Task to complete →
The answer should consist of each line below that contains the word "these".

Items from an interface collection →
╭──

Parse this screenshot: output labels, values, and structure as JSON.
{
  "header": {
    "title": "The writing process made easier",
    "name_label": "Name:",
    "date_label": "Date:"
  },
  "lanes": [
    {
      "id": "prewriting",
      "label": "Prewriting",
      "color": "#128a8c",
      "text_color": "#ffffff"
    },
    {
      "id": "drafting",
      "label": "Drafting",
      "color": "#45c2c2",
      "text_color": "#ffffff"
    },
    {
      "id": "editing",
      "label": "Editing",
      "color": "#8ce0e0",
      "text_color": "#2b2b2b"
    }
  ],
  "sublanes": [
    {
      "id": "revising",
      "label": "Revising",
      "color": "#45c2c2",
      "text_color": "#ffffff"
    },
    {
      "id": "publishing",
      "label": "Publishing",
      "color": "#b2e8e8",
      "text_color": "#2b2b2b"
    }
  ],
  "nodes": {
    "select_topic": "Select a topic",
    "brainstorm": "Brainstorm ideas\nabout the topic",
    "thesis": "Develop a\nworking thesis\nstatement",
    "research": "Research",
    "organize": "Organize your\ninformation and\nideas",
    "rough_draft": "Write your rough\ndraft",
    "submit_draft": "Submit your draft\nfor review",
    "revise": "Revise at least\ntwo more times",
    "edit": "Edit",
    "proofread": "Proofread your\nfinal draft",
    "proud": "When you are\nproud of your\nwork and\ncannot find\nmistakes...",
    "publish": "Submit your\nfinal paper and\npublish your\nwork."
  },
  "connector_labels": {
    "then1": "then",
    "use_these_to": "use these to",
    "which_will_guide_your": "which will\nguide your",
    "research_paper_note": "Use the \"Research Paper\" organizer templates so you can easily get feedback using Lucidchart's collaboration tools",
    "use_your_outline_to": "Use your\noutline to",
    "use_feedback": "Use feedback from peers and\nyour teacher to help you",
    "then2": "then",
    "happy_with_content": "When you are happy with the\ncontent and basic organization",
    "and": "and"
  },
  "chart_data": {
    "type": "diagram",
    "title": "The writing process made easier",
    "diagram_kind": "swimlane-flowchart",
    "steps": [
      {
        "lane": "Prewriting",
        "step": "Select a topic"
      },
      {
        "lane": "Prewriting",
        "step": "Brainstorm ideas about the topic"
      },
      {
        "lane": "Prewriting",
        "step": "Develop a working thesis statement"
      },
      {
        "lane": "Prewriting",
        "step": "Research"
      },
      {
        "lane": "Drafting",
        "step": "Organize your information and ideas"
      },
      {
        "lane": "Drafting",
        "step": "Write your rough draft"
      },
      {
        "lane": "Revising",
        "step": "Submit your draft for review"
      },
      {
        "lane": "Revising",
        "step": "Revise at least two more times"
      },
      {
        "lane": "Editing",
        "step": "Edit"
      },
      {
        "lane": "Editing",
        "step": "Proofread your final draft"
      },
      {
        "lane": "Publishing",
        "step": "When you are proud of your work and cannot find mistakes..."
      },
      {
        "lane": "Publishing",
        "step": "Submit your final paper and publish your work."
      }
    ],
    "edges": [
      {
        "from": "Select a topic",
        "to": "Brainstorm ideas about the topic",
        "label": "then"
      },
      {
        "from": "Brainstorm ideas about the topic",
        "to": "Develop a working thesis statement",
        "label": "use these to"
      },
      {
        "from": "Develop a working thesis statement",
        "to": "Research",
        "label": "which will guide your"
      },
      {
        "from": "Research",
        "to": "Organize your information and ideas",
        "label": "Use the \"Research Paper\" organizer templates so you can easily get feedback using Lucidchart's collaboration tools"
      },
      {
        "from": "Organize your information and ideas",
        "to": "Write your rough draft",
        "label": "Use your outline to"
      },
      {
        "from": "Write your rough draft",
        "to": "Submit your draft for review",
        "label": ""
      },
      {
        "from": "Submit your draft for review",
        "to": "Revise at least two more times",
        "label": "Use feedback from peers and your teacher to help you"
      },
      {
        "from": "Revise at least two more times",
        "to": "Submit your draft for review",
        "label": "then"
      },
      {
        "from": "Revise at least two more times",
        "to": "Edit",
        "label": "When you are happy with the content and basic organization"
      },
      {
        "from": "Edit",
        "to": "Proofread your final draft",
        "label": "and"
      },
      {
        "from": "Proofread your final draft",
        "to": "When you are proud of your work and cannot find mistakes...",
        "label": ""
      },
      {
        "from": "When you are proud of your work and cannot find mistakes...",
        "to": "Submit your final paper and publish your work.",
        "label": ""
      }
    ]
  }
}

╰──

Solution for this task →
    "use_these_to": "use these to",
        "label": "use these to"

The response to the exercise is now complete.